I was just watching a news show on TV this evening, and the host happened to mention that there is a list compiled from someone who obviously has nothing better to do than canvas diners about what their pet “dining out” peeves are. Number One on this particular list: “The Sad Solo Diner.”
Really?? Number One? Does this mean that each time I take myself out to lunch or dinner along with a favorite book that some of the other diners are sorry for me? Do they think that all people eating alone are sad losers who have no family or friends? Kind of an assumption, don’t you think?
This reminds me of a story about a stay-at-home mom who was juggling four active kids and a husband. Without warning or notice, she took herself out to dinner alone. She was gone for about an hour and a half. In that time, her family dissolved into mayhem, outrage, and general disarray.

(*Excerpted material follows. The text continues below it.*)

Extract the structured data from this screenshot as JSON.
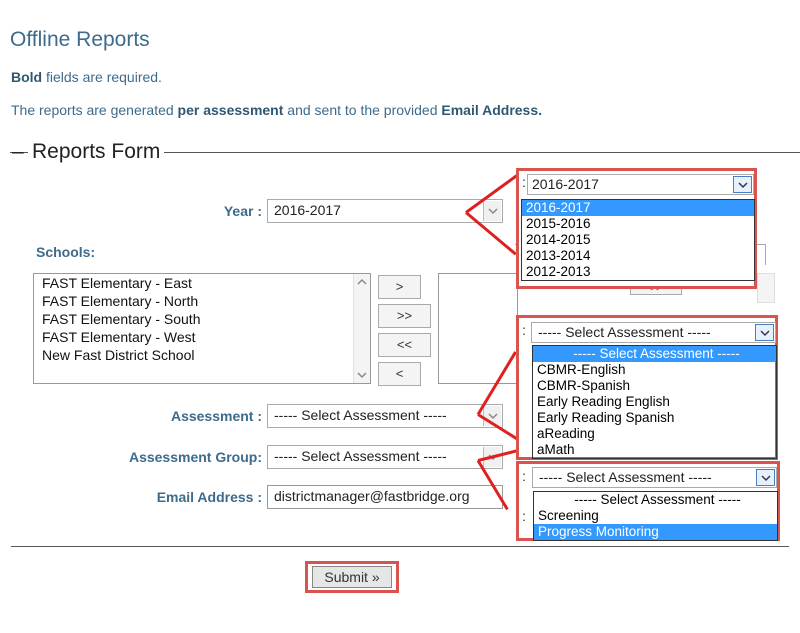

When she got home, her kids and husband surrounded her, all yelping ‘where were you?’ ‘When’s dinner?’ ‘Where did you go?’ ‘Why were you gone so long’, and so forth. She addressed them all, saying:
“I went out for dinner by myself. I enjoyed a lovely meal of liver and grilled onions, a baked potato stuffed with sour cream, bacon and cheese, a side of roasted asparagus and a hot fudge sundae for dessert. Nobody bothered me, no one tipped their milk over, no one yelled or screamed or threw food, no one demanded I get up and get them seconds of this or that, no one complained, no one looked at my liver and onions and said, ‘ewwwwwwwww–I’m not eating THAT!’ It was the nicest meal I’ve had in years.”
Her family was thunderstruck. As she walked out into the kitchen, she tossed this comment over her shoulder:
“You know, I enjoyed that so much, I may do it again. And again. And I won’t tell you when I’m going.” Things changed after that, and quick.
So, that’s just one example of why someone may be eating alone. There are many. I am positive that there are in fact many folks who eat alone who would like to be with someone else, or who are lonely and feel conspicuous eating alone. They have my sympathy. But I’m not one of them.
I absolutely adore eating out alone, also going to movies by myself. I’m very happily married (to the Crankee Yankee), but there are times he is off doing his own thing or just doesn’t feel like seeing a movie. So–I go alone, and enjoy it immensely. And eating out alone, ordering whatever I want and reading a book, is sheer heaven. I get it that many wait people look askance at the solo diner. After all, many solos are notoriously bad tippers, one of the many “types” who frequent restaurants.
Having waitressed my way through college, I am well-versed in dining folk types:
- The bad tipper
- The annoying couple who send you back eleventy-seven times for piddly stuff (when they could have asked for EVERYTHING at one time)
- The table hogs who never leave, meaning you can’t turn that table over all night
- The ditsy parents who don’t notice that their kid is tearing around the restaurant like a mini maddened bull elephant, disrupting everyone’s evening
- The sloppy drunk
- The puker (yes, really)
- The two sweet little old ladies who still think that .50 is a good tip (bless ’em)
- The infamous groper who grabs a lot and tips very little
- The woman who likes to bully all wait staff for fun (and BTW–wouldn’t you think she’d be smart enough not to piss off the people who are in close contact behind closed doors with her food?)
I love being a solo diner, and I tip well. I’m having too much fun to be cheap.
To assume that someone who has dinner alone in a restaurant is somehow an object of pity is just beyond me. And to the author of that list? Buddy, you owe this solo diner a bottle of wine. GOOD wine.